→ **INSTRUCTIONS FOR THE TASK**: Count lines, not occurrences: report how many lines in the records hold the string "battery", and nothing else.

→ **PROVIDED ENTRIES**:
========
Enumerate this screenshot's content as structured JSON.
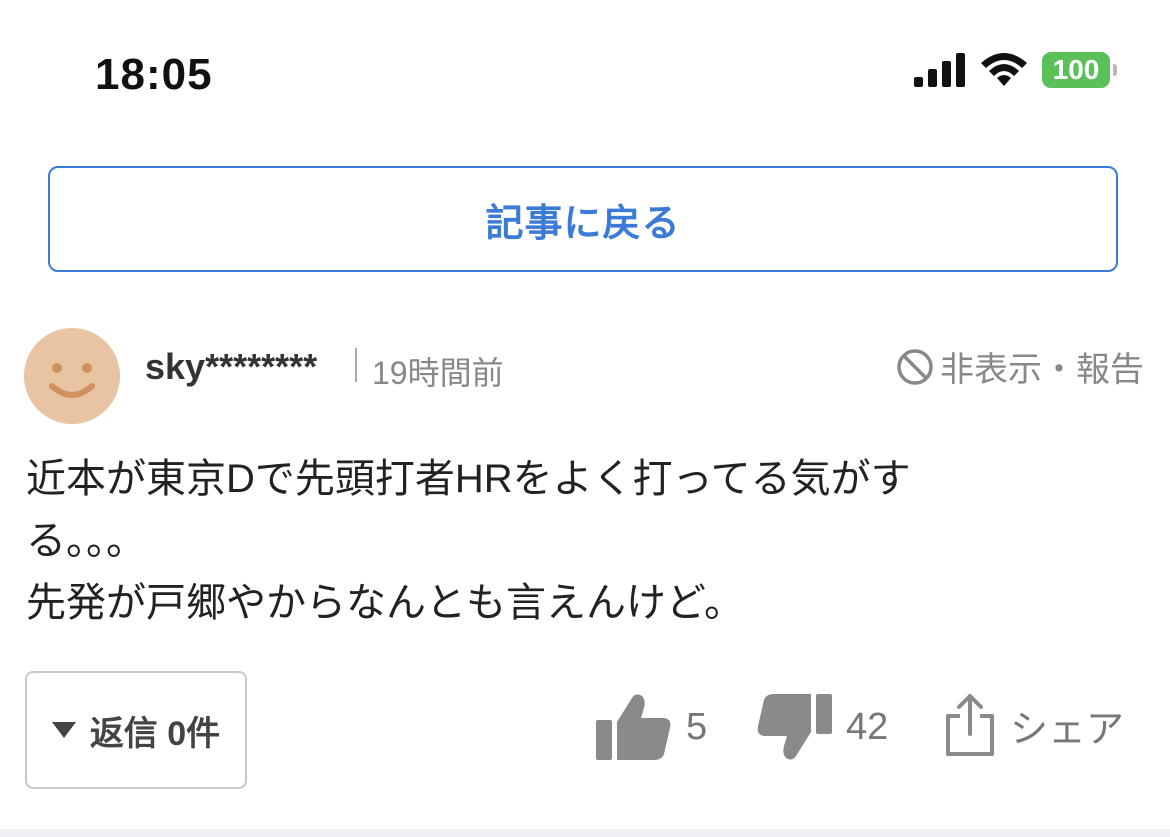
{
  "status_bar": {
    "time": "18:05",
    "battery": "100"
  },
  "back_button": {
    "label": "記事に戻る"
  },
  "comment": {
    "username": "sky********",
    "timestamp": "19時間前",
    "hide_report": "非表示・報告",
    "body_lines": [
      "近本が東京Dで先頭打者HRをよく打ってる気がす",
      "る。。。",
      "先発が戸郷やからなんとも言えんけど。"
    ],
    "replies_label": "返信 0件",
    "likes": "5",
    "dislikes": "42",
    "share_label": "シェア"
  },
  "colors": {
    "accent": "#3b7ad6",
    "avatar": "#e8c4a2",
    "battery": "#5ac15a",
    "icon_gray": "#8a8a8a"
  },
  "icons": [
    "signal-icon",
    "wifi-icon",
    "battery-icon",
    "avatar-smiley-icon",
    "prohibit-icon",
    "triangle-down-icon",
    "thumbs-up-icon",
    "thumbs-down-icon",
    "share-icon"
  ]
}
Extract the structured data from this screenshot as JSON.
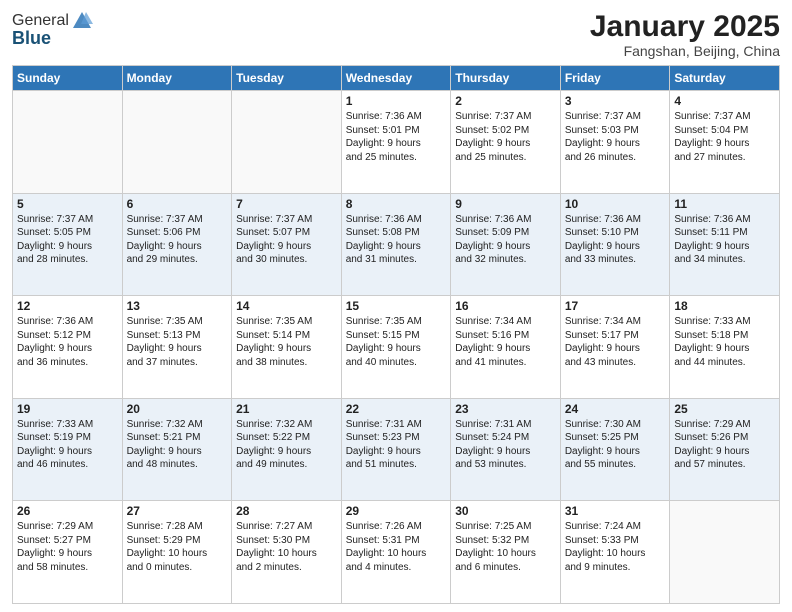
{
  "header": {
    "logo_line1": "General",
    "logo_line2": "Blue",
    "month": "January 2025",
    "location": "Fangshan, Beijing, China"
  },
  "weekdays": [
    "Sunday",
    "Monday",
    "Tuesday",
    "Wednesday",
    "Thursday",
    "Friday",
    "Saturday"
  ],
  "weeks": [
    [
      {
        "day": "",
        "info": ""
      },
      {
        "day": "",
        "info": ""
      },
      {
        "day": "",
        "info": ""
      },
      {
        "day": "1",
        "info": "Sunrise: 7:36 AM\nSunset: 5:01 PM\nDaylight: 9 hours\nand 25 minutes."
      },
      {
        "day": "2",
        "info": "Sunrise: 7:37 AM\nSunset: 5:02 PM\nDaylight: 9 hours\nand 25 minutes."
      },
      {
        "day": "3",
        "info": "Sunrise: 7:37 AM\nSunset: 5:03 PM\nDaylight: 9 hours\nand 26 minutes."
      },
      {
        "day": "4",
        "info": "Sunrise: 7:37 AM\nSunset: 5:04 PM\nDaylight: 9 hours\nand 27 minutes."
      }
    ],
    [
      {
        "day": "5",
        "info": "Sunrise: 7:37 AM\nSunset: 5:05 PM\nDaylight: 9 hours\nand 28 minutes."
      },
      {
        "day": "6",
        "info": "Sunrise: 7:37 AM\nSunset: 5:06 PM\nDaylight: 9 hours\nand 29 minutes."
      },
      {
        "day": "7",
        "info": "Sunrise: 7:37 AM\nSunset: 5:07 PM\nDaylight: 9 hours\nand 30 minutes."
      },
      {
        "day": "8",
        "info": "Sunrise: 7:36 AM\nSunset: 5:08 PM\nDaylight: 9 hours\nand 31 minutes."
      },
      {
        "day": "9",
        "info": "Sunrise: 7:36 AM\nSunset: 5:09 PM\nDaylight: 9 hours\nand 32 minutes."
      },
      {
        "day": "10",
        "info": "Sunrise: 7:36 AM\nSunset: 5:10 PM\nDaylight: 9 hours\nand 33 minutes."
      },
      {
        "day": "11",
        "info": "Sunrise: 7:36 AM\nSunset: 5:11 PM\nDaylight: 9 hours\nand 34 minutes."
      }
    ],
    [
      {
        "day": "12",
        "info": "Sunrise: 7:36 AM\nSunset: 5:12 PM\nDaylight: 9 hours\nand 36 minutes."
      },
      {
        "day": "13",
        "info": "Sunrise: 7:35 AM\nSunset: 5:13 PM\nDaylight: 9 hours\nand 37 minutes."
      },
      {
        "day": "14",
        "info": "Sunrise: 7:35 AM\nSunset: 5:14 PM\nDaylight: 9 hours\nand 38 minutes."
      },
      {
        "day": "15",
        "info": "Sunrise: 7:35 AM\nSunset: 5:15 PM\nDaylight: 9 hours\nand 40 minutes."
      },
      {
        "day": "16",
        "info": "Sunrise: 7:34 AM\nSunset: 5:16 PM\nDaylight: 9 hours\nand 41 minutes."
      },
      {
        "day": "17",
        "info": "Sunrise: 7:34 AM\nSunset: 5:17 PM\nDaylight: 9 hours\nand 43 minutes."
      },
      {
        "day": "18",
        "info": "Sunrise: 7:33 AM\nSunset: 5:18 PM\nDaylight: 9 hours\nand 44 minutes."
      }
    ],
    [
      {
        "day": "19",
        "info": "Sunrise: 7:33 AM\nSunset: 5:19 PM\nDaylight: 9 hours\nand 46 minutes."
      },
      {
        "day": "20",
        "info": "Sunrise: 7:32 AM\nSunset: 5:21 PM\nDaylight: 9 hours\nand 48 minutes."
      },
      {
        "day": "21",
        "info": "Sunrise: 7:32 AM\nSunset: 5:22 PM\nDaylight: 9 hours\nand 49 minutes."
      },
      {
        "day": "22",
        "info": "Sunrise: 7:31 AM\nSunset: 5:23 PM\nDaylight: 9 hours\nand 51 minutes."
      },
      {
        "day": "23",
        "info": "Sunrise: 7:31 AM\nSunset: 5:24 PM\nDaylight: 9 hours\nand 53 minutes."
      },
      {
        "day": "24",
        "info": "Sunrise: 7:30 AM\nSunset: 5:25 PM\nDaylight: 9 hours\nand 55 minutes."
      },
      {
        "day": "25",
        "info": "Sunrise: 7:29 AM\nSunset: 5:26 PM\nDaylight: 9 hours\nand 57 minutes."
      }
    ],
    [
      {
        "day": "26",
        "info": "Sunrise: 7:29 AM\nSunset: 5:27 PM\nDaylight: 9 hours\nand 58 minutes."
      },
      {
        "day": "27",
        "info": "Sunrise: 7:28 AM\nSunset: 5:29 PM\nDaylight: 10 hours\nand 0 minutes."
      },
      {
        "day": "28",
        "info": "Sunrise: 7:27 AM\nSunset: 5:30 PM\nDaylight: 10 hours\nand 2 minutes."
      },
      {
        "day": "29",
        "info": "Sunrise: 7:26 AM\nSunset: 5:31 PM\nDaylight: 10 hours\nand 4 minutes."
      },
      {
        "day": "30",
        "info": "Sunrise: 7:25 AM\nSunset: 5:32 PM\nDaylight: 10 hours\nand 6 minutes."
      },
      {
        "day": "31",
        "info": "Sunrise: 7:24 AM\nSunset: 5:33 PM\nDaylight: 10 hours\nand 9 minutes."
      },
      {
        "day": "",
        "info": ""
      }
    ]
  ]
}
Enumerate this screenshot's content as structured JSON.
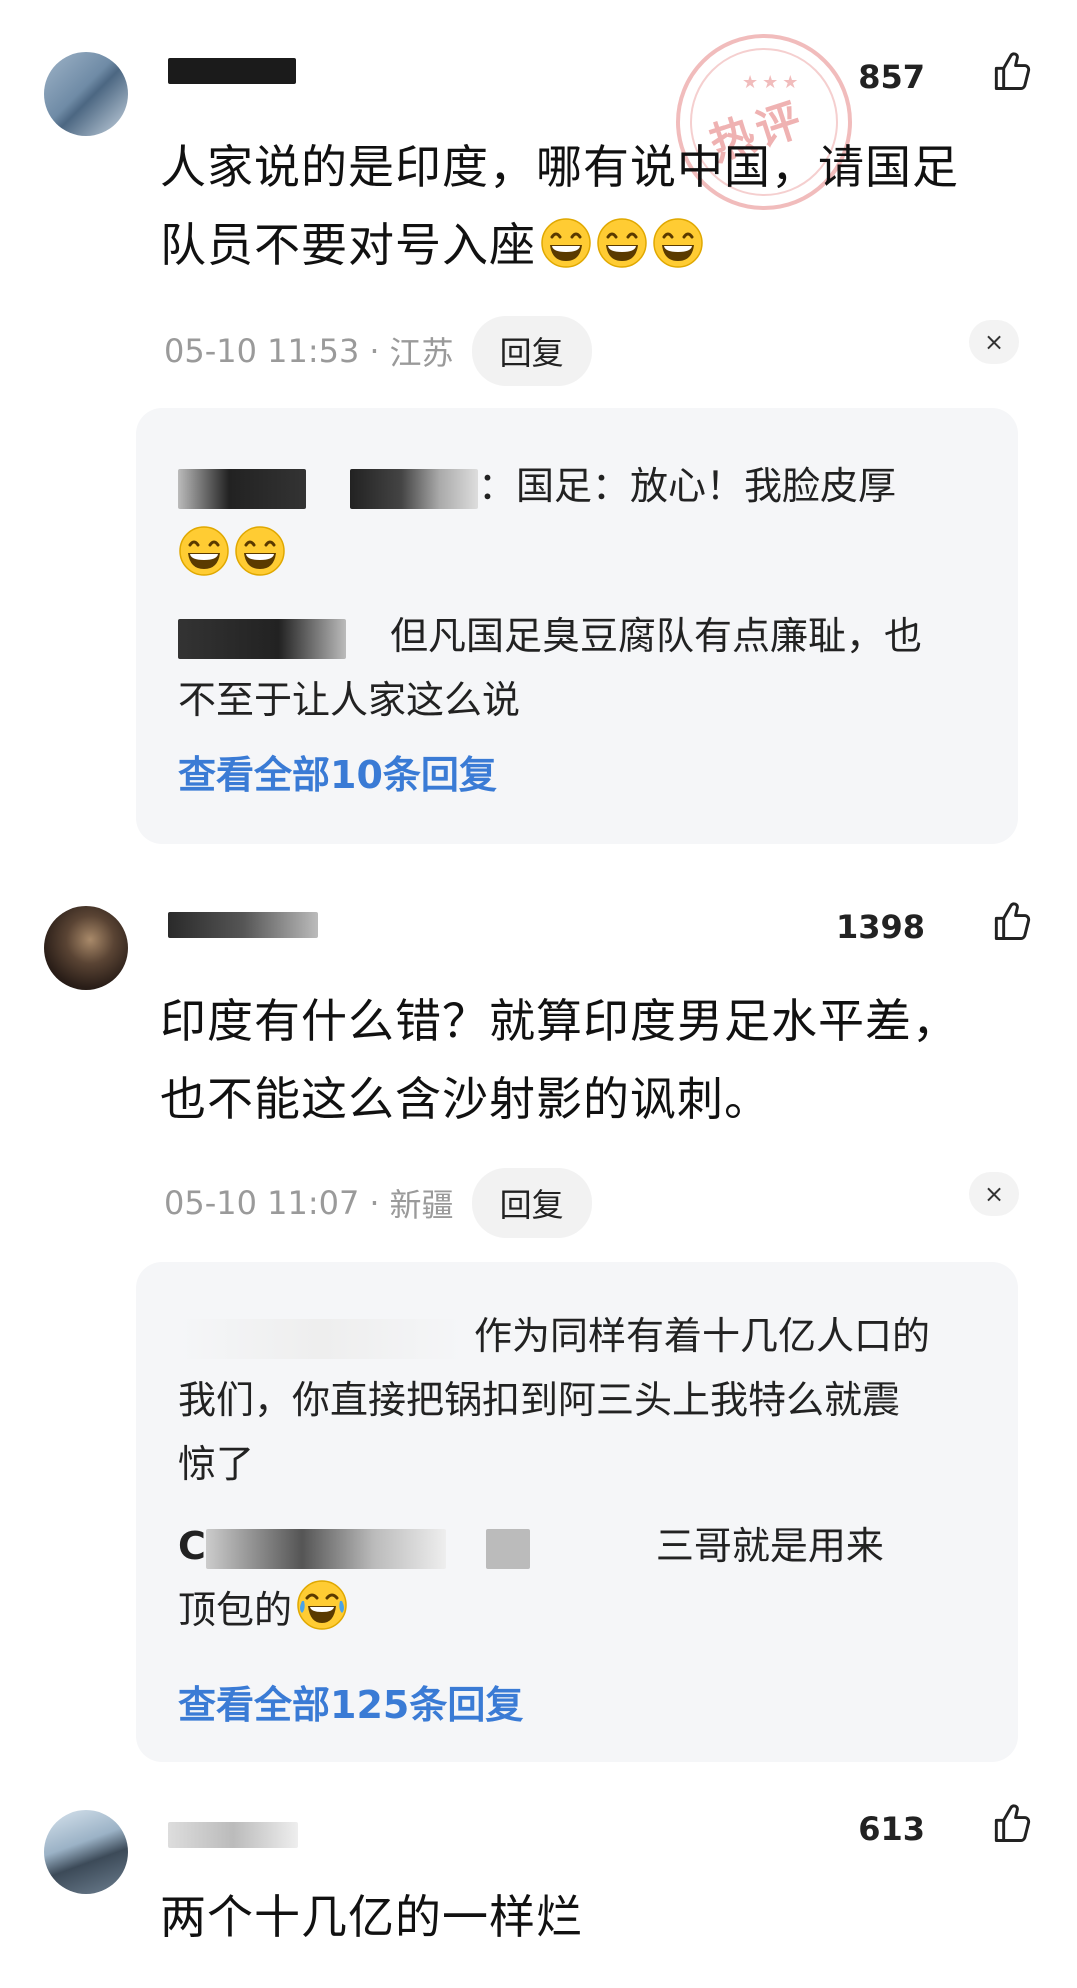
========
→ **SOLUTION TO THIS TASK**: 3